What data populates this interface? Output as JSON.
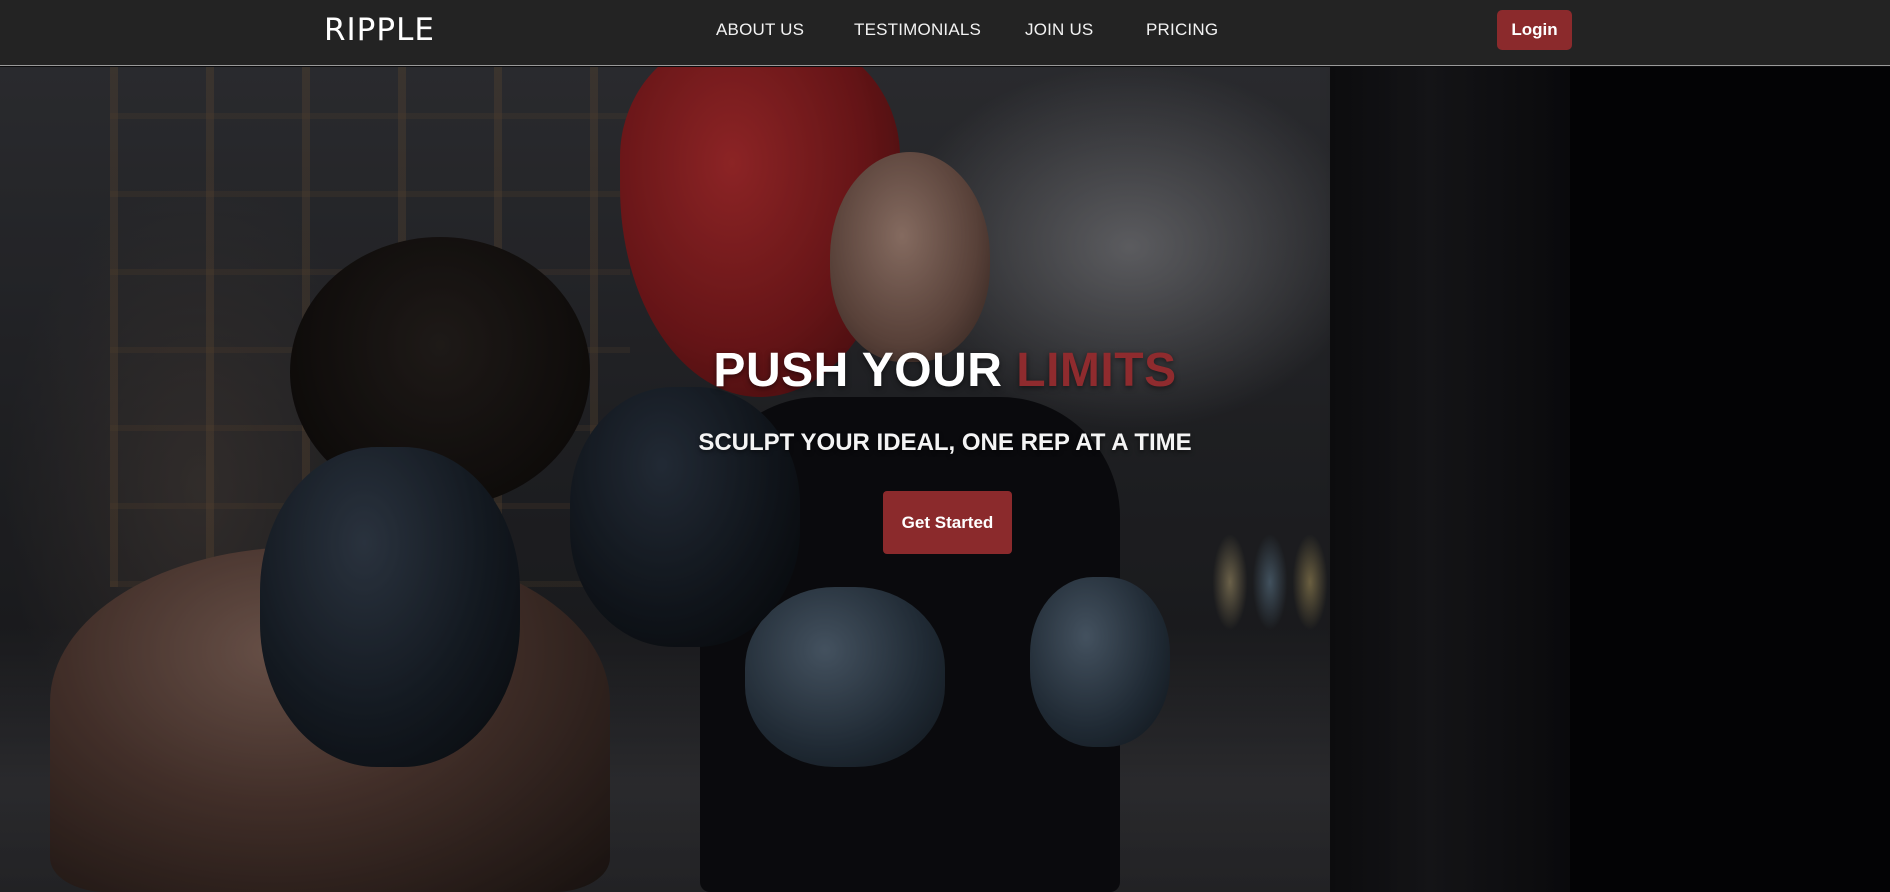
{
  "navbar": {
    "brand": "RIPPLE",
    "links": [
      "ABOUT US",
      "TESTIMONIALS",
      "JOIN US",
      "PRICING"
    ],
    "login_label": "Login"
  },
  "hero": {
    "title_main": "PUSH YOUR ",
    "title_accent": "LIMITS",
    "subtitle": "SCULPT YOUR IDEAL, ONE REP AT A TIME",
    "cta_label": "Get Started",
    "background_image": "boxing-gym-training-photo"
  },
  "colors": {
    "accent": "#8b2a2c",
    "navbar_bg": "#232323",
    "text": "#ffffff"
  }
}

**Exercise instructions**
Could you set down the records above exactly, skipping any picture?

**Result for this exercise**
What data populates this interface? Output as JSON.
{
  "navbar": {
    "brand": "RIPPLE",
    "links": [
      "ABOUT US",
      "TESTIMONIALS",
      "JOIN US",
      "PRICING"
    ],
    "login_label": "Login"
  },
  "hero": {
    "title_main": "PUSH YOUR ",
    "title_accent": "LIMITS",
    "subtitle": "SCULPT YOUR IDEAL, ONE REP AT A TIME",
    "cta_label": "Get Started",
    "background_image": "boxing-gym-training-photo"
  },
  "colors": {
    "accent": "#8b2a2c",
    "navbar_bg": "#232323",
    "text": "#ffffff"
  }
}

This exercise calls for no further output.